It is possible to create your own lens profiles using a lens calibration chart and some free software that can be downloaded from the Adobe website but this is quite tricky and time consuming. Adobe has therefore taken the approach of shipping Lightroom with some standard Camera and Lens profiles that can be selected. These generally correct the major distortions such as Barrelling and Pin cushioning. There are then further manual adjustments you can make to tweak your image. If however you are a Panasonic or Olympus Micro 4/3 user you might have wondered why these cameras are missing from the lens calibration menu.
The answer is simple, Adobe has built the profile correction into the software and it is automatically applied without needing to select the camera and lens. When I first read this I was a little sceptical but I managed to hunt down the confirmation on the Adobe web site with the answer coming from one of their senior engineers.
So all you Micro 4/3 Lightroom users out there, if you are still not happy all the lens distortion has been removed, turn to the manual adjustment sliders. If of course you have a compatible lens calibration chart, the software from Adobe and a lot of time and patience you could always create your own.
I don’t normally like carrying too many accessories for my photography because they can be a bit of a double edged sword. On one hand they help you do things that wouldn’t otherwise be possible but on the other they add size, weight and can hinder your work. There are some accessories however that I do consider essential for the LX5:
- Screen protector – I don’t think this one takes much explaining other than to say the rear screen can scratch easily. I use a 3 inch thin plastic screen protector that was made for a mobile phone as they are cheap and do a great job.
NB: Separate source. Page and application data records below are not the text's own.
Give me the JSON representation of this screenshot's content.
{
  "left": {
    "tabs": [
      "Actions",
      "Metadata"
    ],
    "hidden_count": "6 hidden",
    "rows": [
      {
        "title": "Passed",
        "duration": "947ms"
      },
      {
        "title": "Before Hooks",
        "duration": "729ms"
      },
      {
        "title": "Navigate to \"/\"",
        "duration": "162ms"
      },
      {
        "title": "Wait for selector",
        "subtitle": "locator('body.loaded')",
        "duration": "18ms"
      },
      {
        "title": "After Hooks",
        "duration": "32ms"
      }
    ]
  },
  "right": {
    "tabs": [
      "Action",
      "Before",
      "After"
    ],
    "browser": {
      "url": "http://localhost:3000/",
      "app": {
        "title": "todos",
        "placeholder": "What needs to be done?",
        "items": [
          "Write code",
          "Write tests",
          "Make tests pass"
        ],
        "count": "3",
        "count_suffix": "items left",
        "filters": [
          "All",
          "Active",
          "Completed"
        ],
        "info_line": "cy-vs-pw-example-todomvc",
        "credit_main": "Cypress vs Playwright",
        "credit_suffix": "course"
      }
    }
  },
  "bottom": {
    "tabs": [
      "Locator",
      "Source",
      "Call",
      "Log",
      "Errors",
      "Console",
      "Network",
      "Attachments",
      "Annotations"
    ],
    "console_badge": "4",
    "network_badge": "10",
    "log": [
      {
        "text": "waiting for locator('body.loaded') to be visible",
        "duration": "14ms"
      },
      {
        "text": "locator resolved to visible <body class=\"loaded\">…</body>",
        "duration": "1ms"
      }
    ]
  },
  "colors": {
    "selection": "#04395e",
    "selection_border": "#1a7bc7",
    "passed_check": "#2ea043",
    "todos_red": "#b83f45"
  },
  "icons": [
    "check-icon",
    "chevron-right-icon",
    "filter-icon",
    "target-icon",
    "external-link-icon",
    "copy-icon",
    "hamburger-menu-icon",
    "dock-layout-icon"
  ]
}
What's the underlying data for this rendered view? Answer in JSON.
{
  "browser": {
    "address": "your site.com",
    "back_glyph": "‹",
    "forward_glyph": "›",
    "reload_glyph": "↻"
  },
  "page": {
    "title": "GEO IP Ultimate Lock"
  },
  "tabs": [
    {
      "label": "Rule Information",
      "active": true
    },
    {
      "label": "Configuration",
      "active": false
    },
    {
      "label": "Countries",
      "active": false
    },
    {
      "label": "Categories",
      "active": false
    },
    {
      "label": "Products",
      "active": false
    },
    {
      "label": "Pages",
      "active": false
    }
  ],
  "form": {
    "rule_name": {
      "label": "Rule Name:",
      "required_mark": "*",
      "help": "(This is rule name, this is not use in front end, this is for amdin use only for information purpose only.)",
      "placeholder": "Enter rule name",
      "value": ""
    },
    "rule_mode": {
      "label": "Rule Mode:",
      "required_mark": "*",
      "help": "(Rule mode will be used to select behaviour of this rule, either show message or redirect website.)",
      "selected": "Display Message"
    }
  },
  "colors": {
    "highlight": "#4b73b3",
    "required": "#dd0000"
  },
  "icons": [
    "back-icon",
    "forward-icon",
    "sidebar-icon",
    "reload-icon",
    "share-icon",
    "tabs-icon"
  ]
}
- JJC lens cap – Where the LX5 lens meets the camera body there is a threaded ring. Unscrew this ring and you can screw on the JJC replacement lens cap. The lens cap is never removed but as you switch on the camera the lens extends through the lens cap which splits into three. When the lens retracts the lens cap closes to cover it again. This has protected my lens on countless occasions and also reduces lens cleaning. This is a great accessory for street photography.
- Filter Tube – In the previous point I explained how the filter cap could screw to the lens of the camera. The filter tube follows the same approach and screws to the camera with the lens extending inside the tube. The other end of the tube is threaded and can accept a filter ring to which you can then attach filters. For Landscape Photography the ability to attach an filters such as an ND Graduate is essential. The only downside is that you can only attach either the lens cap or the filter tube but not both together.
- My final accessory is really optional and is noise reduction software. If you are keeping below ISO400 with the LX5 and not printing larger than A3, you probably don’t need this but as the ISO creeps up it can become essential. Even if you use only low ISO settings you may be a bit of a perfectionist as I am (I often clean images even from my 5D MkII to remove noise because I am that fussy). I actually use 2 software packages for noise reduction at present, Nik Dfine and Topaz DeNoise. DeNoise is probably the best to my mind but you might have your own preference.
On a final point of interest, many photographers would consider the LX5 to be an accessory for their main camera. If you are one of these people think again and try a day out with just the LX5 and a couple of accessories.